Global Warming – Climate Change – Climate Crisis (GW.CC1.CC2)

 There has been much debate over the past several years about GW. Before getting into that, I believe that it would be a good idea to establish some definitions in regard to GW.CC1.CC2.   During times of extreme cold I frequently hear disparaging comments about GW.   They seem to think that GW means that the earth is experiencing an increase in temperatures in a uniform and global way.   Perhaps the problem stems from the term global warming. I can understand how it would be misleading.   I have heard some refer to the warming of the earth as CC1.   This term probably better describes what is happening to our planet than does GW.   It has been pretty well accepted that the average temperature of the earth has increased over the past few decades causing the increased melting of the polar caps.   The sea waters have increased in temperature which has affected the currents and weather patterns.   I recently heard a story on NPR about how the term CC2 may be a better term to describe this phenomenon.   He believes that unless we make changes soon in the amount of CO2 that we emit into the atmosphere, we may reach a tipping point from which there is no return.

 If we can at least agree that there is something happening to our planet perhaps we can begin a real discussion about its cause(s) and possible solutions.   The real debate would then be “does human activity have anything to do with the change (GW.CC1.CC2.)”?   Or is this a natural recurring cycle that the earth goes through over centuries and even millennium?

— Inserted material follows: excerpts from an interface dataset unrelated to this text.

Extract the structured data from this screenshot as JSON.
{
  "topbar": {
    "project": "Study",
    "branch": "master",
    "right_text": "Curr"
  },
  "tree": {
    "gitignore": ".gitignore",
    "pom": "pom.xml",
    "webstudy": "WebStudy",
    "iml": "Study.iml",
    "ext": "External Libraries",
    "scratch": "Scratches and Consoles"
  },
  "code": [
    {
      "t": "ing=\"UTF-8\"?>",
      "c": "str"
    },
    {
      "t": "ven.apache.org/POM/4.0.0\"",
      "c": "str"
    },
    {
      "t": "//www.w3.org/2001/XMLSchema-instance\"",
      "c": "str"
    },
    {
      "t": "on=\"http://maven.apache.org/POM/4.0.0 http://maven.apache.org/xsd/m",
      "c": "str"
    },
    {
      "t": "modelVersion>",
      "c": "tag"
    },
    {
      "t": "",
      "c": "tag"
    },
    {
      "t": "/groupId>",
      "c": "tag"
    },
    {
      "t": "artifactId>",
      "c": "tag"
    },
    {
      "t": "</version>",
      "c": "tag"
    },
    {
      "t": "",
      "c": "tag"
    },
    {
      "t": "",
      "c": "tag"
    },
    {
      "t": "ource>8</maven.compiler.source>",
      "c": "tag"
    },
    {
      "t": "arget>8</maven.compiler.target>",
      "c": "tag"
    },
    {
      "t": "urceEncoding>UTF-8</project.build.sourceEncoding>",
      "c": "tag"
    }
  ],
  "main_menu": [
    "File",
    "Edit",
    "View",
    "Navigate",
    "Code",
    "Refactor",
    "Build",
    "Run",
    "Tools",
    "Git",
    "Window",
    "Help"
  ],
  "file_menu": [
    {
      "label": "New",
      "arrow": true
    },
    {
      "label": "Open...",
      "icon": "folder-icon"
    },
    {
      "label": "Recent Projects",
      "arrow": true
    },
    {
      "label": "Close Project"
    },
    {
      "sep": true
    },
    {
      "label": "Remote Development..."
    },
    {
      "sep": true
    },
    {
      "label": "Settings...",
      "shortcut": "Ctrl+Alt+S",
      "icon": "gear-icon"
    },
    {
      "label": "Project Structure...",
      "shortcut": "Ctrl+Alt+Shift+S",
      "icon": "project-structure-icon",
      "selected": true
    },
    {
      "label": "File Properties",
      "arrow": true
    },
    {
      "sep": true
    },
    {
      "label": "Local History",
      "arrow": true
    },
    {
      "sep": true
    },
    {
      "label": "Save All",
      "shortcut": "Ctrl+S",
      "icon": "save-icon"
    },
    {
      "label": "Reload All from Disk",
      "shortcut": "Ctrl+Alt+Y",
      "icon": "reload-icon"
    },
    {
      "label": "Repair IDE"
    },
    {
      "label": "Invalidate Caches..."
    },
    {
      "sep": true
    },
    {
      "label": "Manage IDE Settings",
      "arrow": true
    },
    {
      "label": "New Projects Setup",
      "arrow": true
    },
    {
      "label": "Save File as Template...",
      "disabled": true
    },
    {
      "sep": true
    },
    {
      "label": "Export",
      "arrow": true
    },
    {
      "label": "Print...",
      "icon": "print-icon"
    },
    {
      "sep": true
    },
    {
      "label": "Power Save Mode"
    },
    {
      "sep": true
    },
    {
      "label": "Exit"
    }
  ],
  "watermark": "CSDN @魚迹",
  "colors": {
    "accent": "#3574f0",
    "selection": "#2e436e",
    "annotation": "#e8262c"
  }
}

 I would like to suggest that even if this is a natural process through which the earth goes through, that the amount (regardless of how small) of CO2 that human activity contributes, could push the process enough to make all the difference.   If we were to reach such a tipping point, what then?   What would the price be that we would have to pay due to our inability or refusal to make the necessary changes?

 I know that change would require sacrifice.   Some would have to sacrifice more than others.   It would depend on how each earns their living how much one would have to sacrifice.   Others would benefit.  New opportunities for research and development would open up.   It would be an economic shift. That would be frightening to many.

 Another thought. If GW.CC1.CC2 is real and humanity can do anything to correct the process but we don’t, what have we lost or gained?  What is the greater risk?   If BW.CC1.CC2 is not real, and we make the changes to reduce CO2, what have we lost or gained?   Eventually we will need to find new sources of energy anyway as coal, natural gas and oil are limited resources.   We will each answer these questions differently depending on our personal bias and or preconceptions.   What we need is open and honest discussion on this important topic as the survival of our planet may depend on it.

Posted March 2, 2010 by terryflowersblog in Global Warming